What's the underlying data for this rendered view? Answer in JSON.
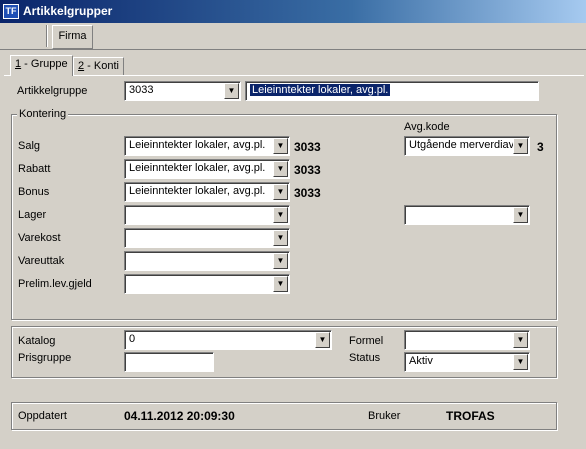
{
  "window": {
    "title": "Artikkelgrupper",
    "icon_text": "TF"
  },
  "toolbar": {
    "firma_label": "Firma"
  },
  "tabs": [
    {
      "key": "1",
      "rest": " - Gruppe"
    },
    {
      "key": "2",
      "rest": " - Konti"
    }
  ],
  "artikkelgruppe": {
    "label": "Artikkelgruppe",
    "code_value": "3033",
    "description": "Leieinntekter lokaler, avg.pl."
  },
  "kontering": {
    "legend": "Kontering",
    "avg_kode_label": "Avg.kode",
    "rows": [
      {
        "label": "Salg",
        "value": "Leieinntekter lokaler, avg.pl.",
        "code": "3033"
      },
      {
        "label": "Rabatt",
        "value": "Leieinntekter lokaler, avg.pl.",
        "code": "3033"
      },
      {
        "label": "Bonus",
        "value": "Leieinntekter lokaler, avg.pl.",
        "code": "3033"
      },
      {
        "label": "Lager",
        "value": "",
        "code": ""
      },
      {
        "label": "Varekost",
        "value": "",
        "code": ""
      },
      {
        "label": "Vareuttak",
        "value": "",
        "code": ""
      },
      {
        "label": "Prelim.lev.gjeld",
        "value": "",
        "code": ""
      }
    ],
    "avg_salg_value": "Utgående merverdiav",
    "avg_salg_code": "3",
    "avg_lager_value": ""
  },
  "lower": {
    "katalog_label": "Katalog",
    "katalog_value": "0",
    "prisgruppe_label": "Prisgruppe",
    "prisgruppe_value": "",
    "formel_label": "Formel",
    "formel_value": "",
    "status_label": "Status",
    "status_value": "Aktiv"
  },
  "footer": {
    "oppdatert_label": "Oppdatert",
    "oppdatert_value": "04.11.2012 20:09:30",
    "bruker_label": "Bruker",
    "bruker_value": "TROFAS"
  },
  "icons": {
    "dropdown": "chevron-down-icon"
  },
  "colors": {
    "titlebar": "#0a246a",
    "selection": "#0a246a",
    "window_bg": "#d4d0c8"
  }
}
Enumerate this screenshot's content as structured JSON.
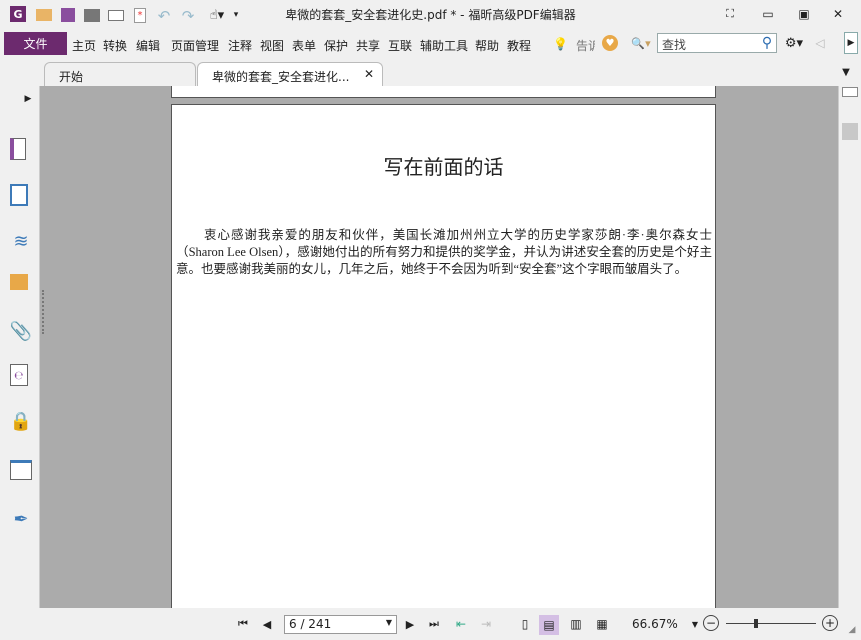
{
  "window": {
    "title": "卑微的套套_安全套进化史.pdf * - 福昕高级PDF编辑器"
  },
  "menu": {
    "file": "文件",
    "items": [
      "主页",
      "转换",
      "编辑",
      "页面管理",
      "注释",
      "视图",
      "表单",
      "保护",
      "共享",
      "互联",
      "辅助工具",
      "帮助",
      "教程"
    ],
    "tell_me": "告诉",
    "search_placeholder": "查找"
  },
  "tabs": [
    {
      "label": "开始"
    },
    {
      "label": "卑微的套套_安全套进化..."
    }
  ],
  "document": {
    "heading": "写在前面的话",
    "paragraph": "衷心感谢我亲爱的朋友和伙伴，美国长滩加州州立大学的历史学家莎朗·李·奥尔森女士（Sharon Lee Olsen），感谢她付出的所有努力和提供的奖学金，并认为讲述安全套的历史是个好主意。也要感谢我美丽的女儿，几年之后，她终于不会因为听到“安全套”这个字眼而皱眉头了。"
  },
  "status": {
    "page": "6 / 241",
    "zoom": "66.67%"
  },
  "colors": {
    "accent": "#6c2a6e"
  }
}
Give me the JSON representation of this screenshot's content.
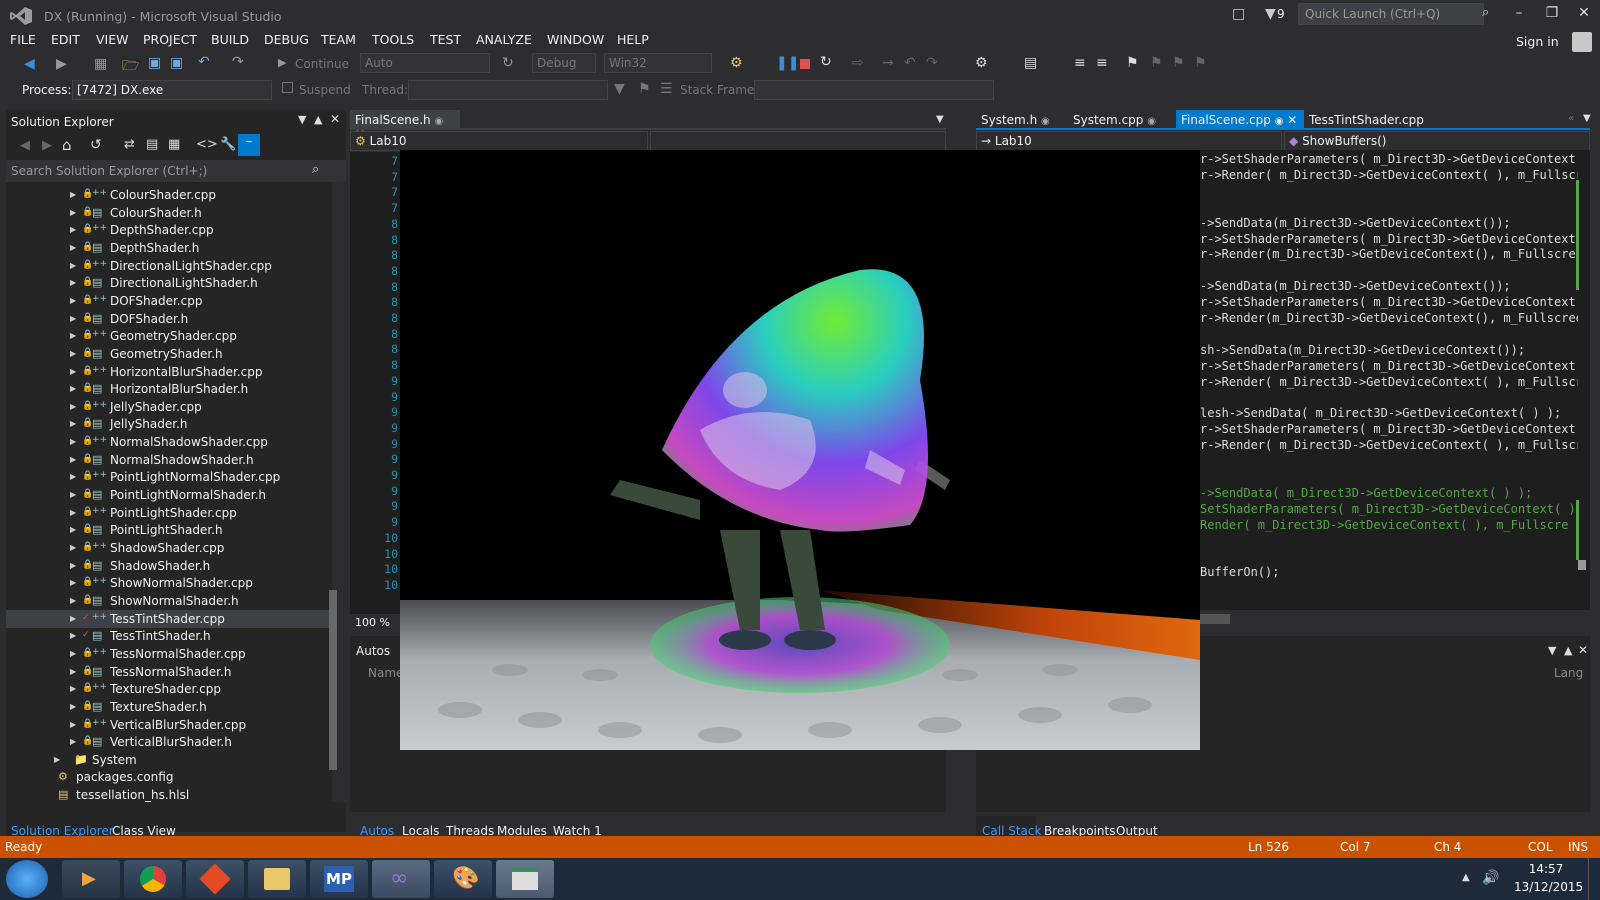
{
  "window": {
    "title": "DX (Running) - Microsoft Visual Studio",
    "notification_count": "9",
    "quick_launch_placeholder": "Quick Launch (Ctrl+Q)",
    "sign_in": "Sign in"
  },
  "menu": [
    "FILE",
    "EDIT",
    "VIEW",
    "PROJECT",
    "BUILD",
    "DEBUG",
    "TEAM",
    "TOOLS",
    "TEST",
    "ANALYZE",
    "WINDOW",
    "HELP"
  ],
  "toolbar": {
    "continue_label": "Continue",
    "solution_config": "Auto",
    "build_config": "Debug",
    "platform": "Win32"
  },
  "debugbar": {
    "process_label": "Process:",
    "process_value": "[7472] DX.exe",
    "suspend_label": "Suspend",
    "thread_label": "Thread:",
    "stack_frame_label": "Stack Frame:"
  },
  "solution_explorer": {
    "title": "Solution Explorer",
    "search_placeholder": "Search Solution Explorer (Ctrl+;)",
    "files": [
      {
        "name": "ColourShader.cpp",
        "kind": "cpp"
      },
      {
        "name": "ColourShader.h",
        "kind": "h"
      },
      {
        "name": "DepthShader.cpp",
        "kind": "cpp"
      },
      {
        "name": "DepthShader.h",
        "kind": "h"
      },
      {
        "name": "DirectionalLightShader.cpp",
        "kind": "cpp"
      },
      {
        "name": "DirectionalLightShader.h",
        "kind": "h"
      },
      {
        "name": "DOFShader.cpp",
        "kind": "cpp"
      },
      {
        "name": "DOFShader.h",
        "kind": "h"
      },
      {
        "name": "GeometryShader.cpp",
        "kind": "cpp"
      },
      {
        "name": "GeometryShader.h",
        "kind": "h"
      },
      {
        "name": "HorizontalBlurShader.cpp",
        "kind": "cpp"
      },
      {
        "name": "HorizontalBlurShader.h",
        "kind": "h"
      },
      {
        "name": "JellyShader.cpp",
        "kind": "cpp"
      },
      {
        "name": "JellyShader.h",
        "kind": "h"
      },
      {
        "name": "NormalShadowShader.cpp",
        "kind": "cpp"
      },
      {
        "name": "NormalShadowShader.h",
        "kind": "h"
      },
      {
        "name": "PointLightNormalShader.cpp",
        "kind": "cpp"
      },
      {
        "name": "PointLightNormalShader.h",
        "kind": "h"
      },
      {
        "name": "PointLightShader.cpp",
        "kind": "cpp"
      },
      {
        "name": "PointLightShader.h",
        "kind": "h"
      },
      {
        "name": "ShadowShader.cpp",
        "kind": "cpp"
      },
      {
        "name": "ShadowShader.h",
        "kind": "h"
      },
      {
        "name": "ShowNormalShader.cpp",
        "kind": "cpp"
      },
      {
        "name": "ShowNormalShader.h",
        "kind": "h"
      },
      {
        "name": "TessTintShader.cpp",
        "kind": "cpp"
      },
      {
        "name": "TessTintShader.h",
        "kind": "h"
      },
      {
        "name": "TessNormalShader.cpp",
        "kind": "cpp"
      },
      {
        "name": "TessNormalShader.h",
        "kind": "h"
      },
      {
        "name": "TextureShader.cpp",
        "kind": "cpp"
      },
      {
        "name": "TextureShader.h",
        "kind": "h"
      },
      {
        "name": "VerticalBlurShader.cpp",
        "kind": "cpp"
      },
      {
        "name": "VerticalBlurShader.h",
        "kind": "h"
      }
    ],
    "folder_system": "System",
    "packages_config": "packages.config",
    "tess_hs": "tessellation_hs.hlsl",
    "bottom_tabs": [
      "Solution Explorer",
      "Class View"
    ]
  },
  "left_editor": {
    "tab": "FinalScene.h",
    "nav_scope": "Lab10",
    "line_numbers": [
      "7",
      "7",
      "7",
      "7",
      "8",
      "8",
      "8",
      "8",
      "8",
      "8",
      "8",
      "8",
      "8",
      "8",
      "9",
      "9",
      "9",
      "9",
      "9",
      "9",
      "9",
      "9",
      "9",
      "9",
      "10",
      "10",
      "10",
      "10"
    ],
    "zoom": "100 %"
  },
  "right_editor": {
    "tabs": [
      "System.h",
      "System.cpp",
      "FinalScene.cpp",
      "TessTintShader.cpp"
    ],
    "active_tab": "FinalScene.cpp",
    "nav_scope": "Lab10",
    "nav_member": "ShowBuffers()",
    "code_lines": [
      {
        "text": "r->SetShaderParameters( m_Direct3D->GetDeviceContext(",
        "green": false
      },
      {
        "text": "r->Render( m_Direct3D->GetDeviceContext( ), m_Fullscre",
        "green": false
      },
      {
        "text": "",
        "green": false
      },
      {
        "text": "",
        "green": false
      },
      {
        "text": "->SendData(m_Direct3D->GetDeviceContext());",
        "green": false
      },
      {
        "text": "r->SetShaderParameters( m_Direct3D->GetDeviceContext(",
        "green": false
      },
      {
        "text": "r->Render(m_Direct3D->GetDeviceContext(), m_Fullscreen",
        "green": false
      },
      {
        "text": "",
        "green": false
      },
      {
        "text": "->SendData(m_Direct3D->GetDeviceContext());",
        "green": false
      },
      {
        "text": "r->SetShaderParameters( m_Direct3D->GetDeviceContext(",
        "green": false
      },
      {
        "text": "r->Render(m_Direct3D->GetDeviceContext(), m_Fullscreen",
        "green": false
      },
      {
        "text": "",
        "green": false
      },
      {
        "text": "sh->SendData(m_Direct3D->GetDeviceContext());",
        "green": false
      },
      {
        "text": "r->SetShaderParameters( m_Direct3D->GetDeviceContext(",
        "green": false
      },
      {
        "text": "r->Render( m_Direct3D->GetDeviceContext( ), m_Fullscre",
        "green": false
      },
      {
        "text": "",
        "green": false
      },
      {
        "text": "lesh->SendData( m_Direct3D->GetDeviceContext( ) );",
        "green": false
      },
      {
        "text": "r->SetShaderParameters( m_Direct3D->GetDeviceContext(",
        "green": false
      },
      {
        "text": "r->Render( m_Direct3D->GetDeviceContext( ), m_Fullscre",
        "green": false
      },
      {
        "text": "",
        "green": false
      },
      {
        "text": "",
        "green": false
      },
      {
        "text": "->SendData( m_Direct3D->GetDeviceContext( ) );",
        "green": true
      },
      {
        "text": "SetShaderParameters( m_Direct3D->GetDeviceContext( )",
        "green": true
      },
      {
        "text": "Render( m_Direct3D->GetDeviceContext( ), m_Fullscre",
        "green": true
      },
      {
        "text": "",
        "green": false
      },
      {
        "text": "",
        "green": false
      },
      {
        "text": "BufferOn();",
        "green": false
      }
    ]
  },
  "autos_panel": {
    "title": "Autos",
    "col_name": "Name",
    "bottom_tabs": [
      "Autos",
      "Locals",
      "Threads",
      "Modules",
      "Watch 1"
    ]
  },
  "callstack_panel": {
    "col_lang": "Lang",
    "bottom_tabs": [
      "Call Stack",
      "Breakpoints",
      "Output"
    ]
  },
  "statusbar": {
    "state": "Ready",
    "ln": "Ln 526",
    "col": "Col 7",
    "ch": "Ch 4",
    "mode": "COL",
    "ins": "INS"
  },
  "taskbar": {
    "time": "14:57",
    "date": "13/12/2015",
    "apps": [
      "start",
      "media",
      "chrome",
      "git",
      "explorer",
      "mp",
      "visual-studio",
      "paint",
      "dx-app"
    ]
  },
  "colors": {
    "status_bar": "#ca5100",
    "vs_purple": "#68217a",
    "accent_blue": "#007acc"
  }
}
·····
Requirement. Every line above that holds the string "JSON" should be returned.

Exercise result.
What's the underlying data for this rendered view? Answer in JSON.
Enumerate this screenshot's content as structured JSON.
Give me the JSON representation of this screenshot's content.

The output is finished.